Wednesday, October 1, 2014

IRL Equivalencies to Bad Internet Behavior

There was a post on recently about how a bunch of parents had their cars towed during drop off at The British School.  They'd parked illegally, but it was sort of SOP to park there and the article was questioning whether or not the towing company was being predatory.

The comments, internet commenters being what they are, instantly devolved into a maelstrom of resentment of these rich parents (the British school being a pretty chichi place).  But while I generally tend toward "kill the rich" style socialism, I empathized with the parents getting towed.  I've been there.

I was going to point out that most of the problems we have in Chicago are first world problems seeing as how Chicago is, you know, in the first world. If the bus were late taking us to school, it would still be a first world problem.  If I tripped on a sidewalk walking to school, that would be a first world problem.  All the problems we have in Chicago are first world problems.   But I decided that life is too short to get into a pie fight with resentful internet commenters* and that I would leave these two to exchange virtual high fives whilst imagining me licking my virtual wounds.

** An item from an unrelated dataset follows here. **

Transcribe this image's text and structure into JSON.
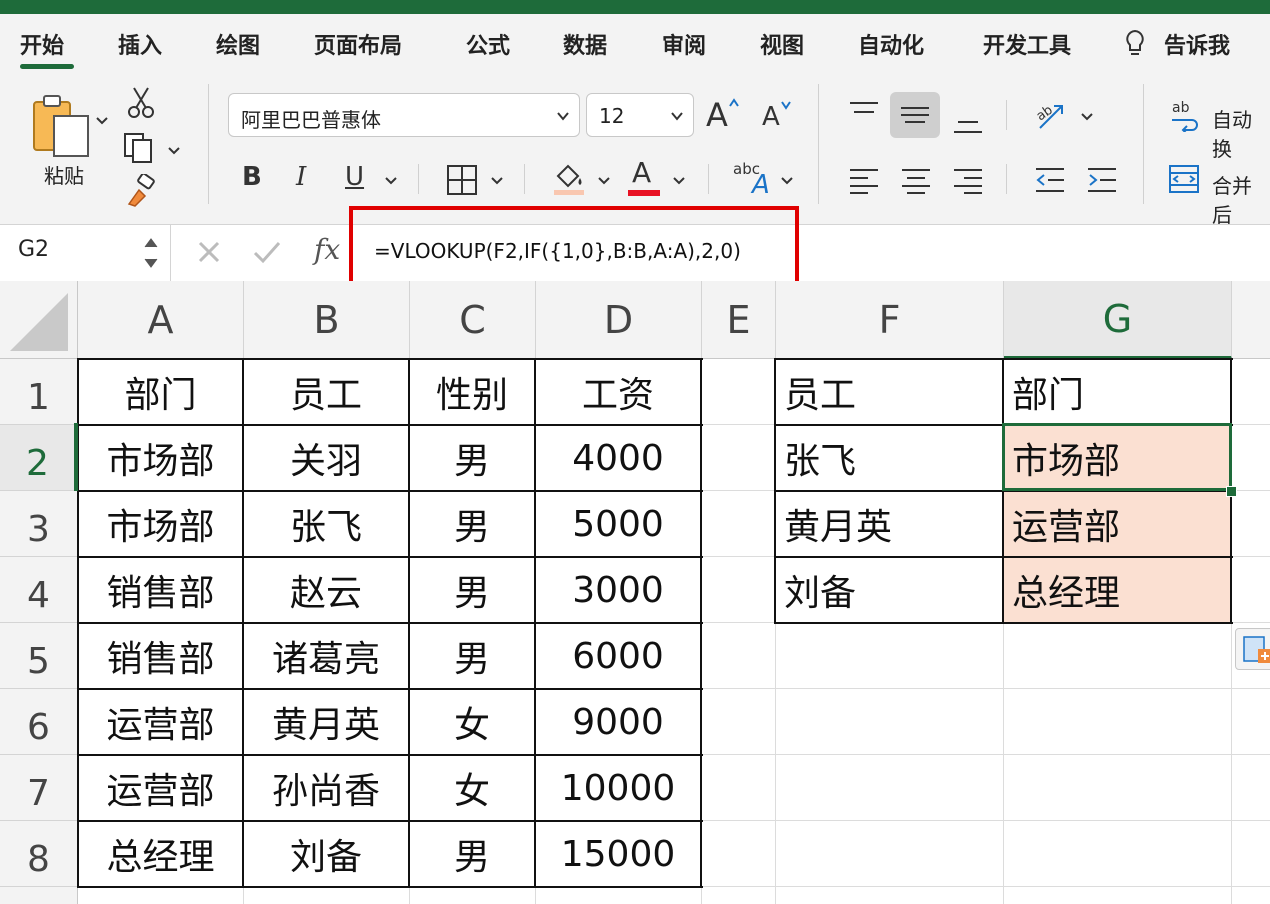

But it got me to wondering if Guest and Johnny behave like that in the real world.  Like if we were all standing in line at Starbucks... wait, not Starbucks. Only people with first world problems go to Starbucks.  Let's imagine we're all waiting for the bus.  So, we're waiting for the bus and a woman starts talking about how her car got towed during drop off at school and I sympathize and say, "It is really stressful on these morning commutes to get your kid to school and then to work especially if there's no place to park!"  Would Guest and Johnny have entered the conversation to scold us for shallowly daring to complain about our lives when other people have worse lives?  Like them?  

Probably not.  In real life, they'd be less scold-y.  More likely, they'd start hard-knocks one-upping: "If it makes you feel better, it takes me 2 hours every morning to get my kid to school because we take two buses and the el."  (Have you noticed that hard-knock one-uppers always start off with "if it makes you feel better"?  Why would it make me feel better that someone is having a harder time than I am?   I do not understand this rhetorical trope.)

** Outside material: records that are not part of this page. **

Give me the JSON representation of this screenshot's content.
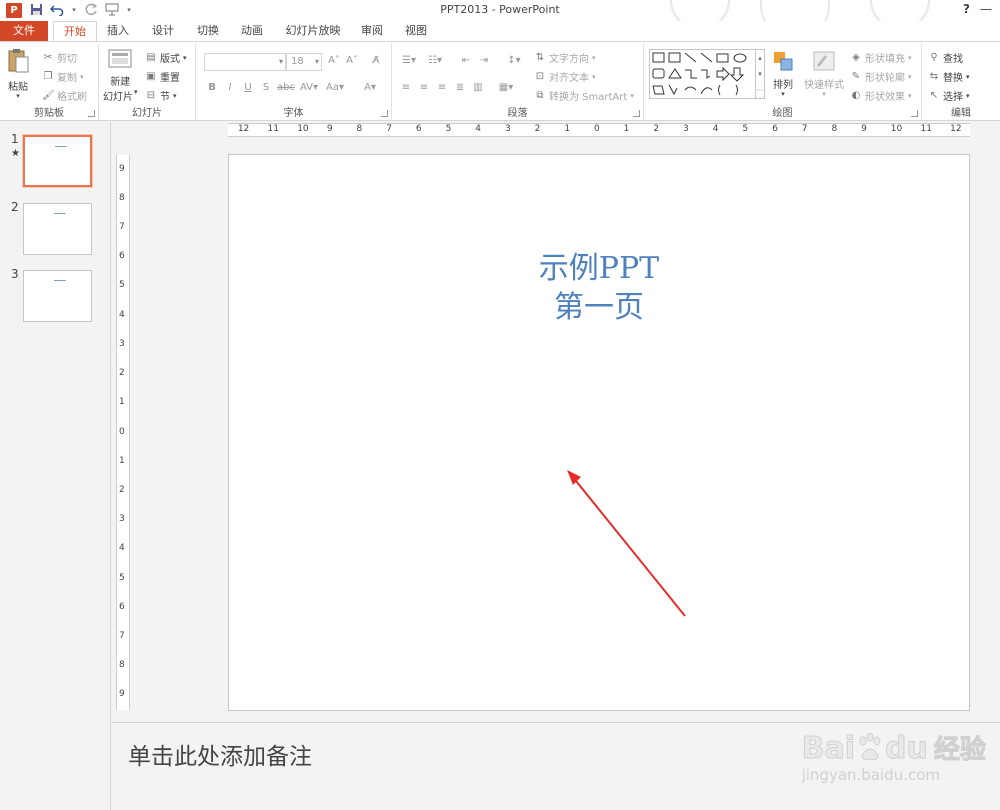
{
  "titlebar": {
    "app_logo": "P",
    "title": "PPT2013 - PowerPoint",
    "help": "?",
    "minimize": "—"
  },
  "tabs": [
    {
      "label": "文件",
      "state": "file"
    },
    {
      "label": "开始",
      "state": "active"
    },
    {
      "label": "插入"
    },
    {
      "label": "设计"
    },
    {
      "label": "切换"
    },
    {
      "label": "动画"
    },
    {
      "label": "幻灯片放映"
    },
    {
      "label": "审阅"
    },
    {
      "label": "视图"
    }
  ],
  "ribbon": {
    "clipboard": {
      "paste": "粘贴",
      "cut": "剪切",
      "copy": "复制",
      "format_painter": "格式刷",
      "label": "剪贴板"
    },
    "slides": {
      "new_slide": "新建",
      "new_slide2": "幻灯片",
      "layout": "版式",
      "reset": "重置",
      "section": "节",
      "label": "幻灯片"
    },
    "font": {
      "size": "18",
      "label": "字体"
    },
    "paragraph": {
      "text_direction": "文字方向",
      "align_text": "对齐文本",
      "smartart": "转换为 SmartArt",
      "label": "段落"
    },
    "drawing": {
      "arrange": "排列",
      "quick_styles": "快速样式",
      "shape_fill": "形状填充",
      "shape_outline": "形状轮廓",
      "shape_effects": "形状效果",
      "label": "绘图"
    },
    "editing": {
      "find": "查找",
      "replace": "替换",
      "select": "选择",
      "label": "编辑"
    }
  },
  "ruler": {
    "h": [
      "12",
      "11",
      "10",
      "9",
      "8",
      "7",
      "6",
      "5",
      "4",
      "3",
      "2",
      "1",
      "0",
      "1",
      "2",
      "3",
      "4",
      "5",
      "6",
      "7",
      "8",
      "9",
      "10",
      "11",
      "12"
    ],
    "v": [
      "9",
      "8",
      "7",
      "6",
      "5",
      "4",
      "3",
      "2",
      "1",
      "0",
      "1",
      "2",
      "3",
      "4",
      "5",
      "6",
      "7",
      "8",
      "9"
    ]
  },
  "thumbnails": [
    {
      "num": "1",
      "star": "★"
    },
    {
      "num": "2"
    },
    {
      "num": "3"
    }
  ],
  "slide": {
    "line1": "示例PPT",
    "line2": "第一页"
  },
  "notes": {
    "placeholder": "单击此处添加备注"
  },
  "watermark": {
    "brand": "Bai",
    "brand2": "du",
    "site": "经验",
    "url": "jingyan.baidu.com"
  },
  "colors": {
    "accent": "#d24726",
    "title_text": "#4f81bd",
    "annotation_arrow": "#e52b2b"
  }
}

What I'm saying here is that I don't think the resentful internet scolder scolds in real life.  But I think they still find some way to make their resentment known. Internet commenters are the worst because you can't change barstools to get away from them.  But it's not the internet that makes them unpleasant.  They are likely just as unpleasant when they have only their own meat suits to hide in.

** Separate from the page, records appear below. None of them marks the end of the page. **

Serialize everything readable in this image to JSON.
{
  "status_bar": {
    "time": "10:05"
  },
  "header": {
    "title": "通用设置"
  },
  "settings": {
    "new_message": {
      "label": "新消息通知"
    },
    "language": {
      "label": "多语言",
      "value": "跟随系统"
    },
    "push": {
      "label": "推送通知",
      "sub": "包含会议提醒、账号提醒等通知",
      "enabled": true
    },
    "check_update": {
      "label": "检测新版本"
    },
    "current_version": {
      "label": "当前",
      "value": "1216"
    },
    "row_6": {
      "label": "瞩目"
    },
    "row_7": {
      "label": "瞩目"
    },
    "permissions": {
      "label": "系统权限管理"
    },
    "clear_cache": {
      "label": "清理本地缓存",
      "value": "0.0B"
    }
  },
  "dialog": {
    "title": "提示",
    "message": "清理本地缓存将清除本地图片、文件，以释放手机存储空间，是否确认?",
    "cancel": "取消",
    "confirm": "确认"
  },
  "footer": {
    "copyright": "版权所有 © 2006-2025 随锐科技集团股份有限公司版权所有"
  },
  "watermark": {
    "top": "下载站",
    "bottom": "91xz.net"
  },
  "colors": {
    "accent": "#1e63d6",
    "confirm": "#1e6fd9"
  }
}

Take, for example, the rampant LOL abuser.  This is from an Uproxx post about Bill Hader doing some dead on impersonations of his old castmates.  Check out the last comment:

Why on earth would she comment on an Uproxx post that she doesn't watch the show they're posting a video about?**  Did she watch the video? Wouldn't you just scroll right past a post about a show you don't watch?  And who's LOL-ing?  Did she LOL?  Is she asking us to LOL?  When did LOL become a get-out-of-being-called-an-asshole free card?  "I think your new haircut is stupid.  LOL."  "You drink too much because your dad left when you were little. LOL."  "No one has found you sexually attractive since you gained all that weight.  LOL."  

The LOL-abuser, IRL, probably is much like they are on the internet   If this lady were waiting for the bus with the rest of us, she'd be all "I think kids that go to the British school are snooty little shits that should probably get spanked more." And then she'd laugh because it's only a joke (only not really.  LOL).  And when the rest of us looked nonplussed and uncomfortable, she'd say "You guys are soooo sensitive!" And then she'd laugh again because it's only a joke (only not really.  LOL).

I like a lot of people I've never met in real life.  I have many good friends that I've made via this virtual world. And I am confident that I would like them if I were sitting up on a barstool next to them or playing with their kids.  Because it's not the internet that makes people horrible.  It's just a place where horrible people can talk at you.


* While life is too short to get into a pie fight with internet commenters, it is not too short to write  a blogpost about them.  The more you know.

**It is possible that a friend tagged her in the comments and she is talking to her friend.  But even if my example is a bad one, LOL abuse is a diagnosable internet condition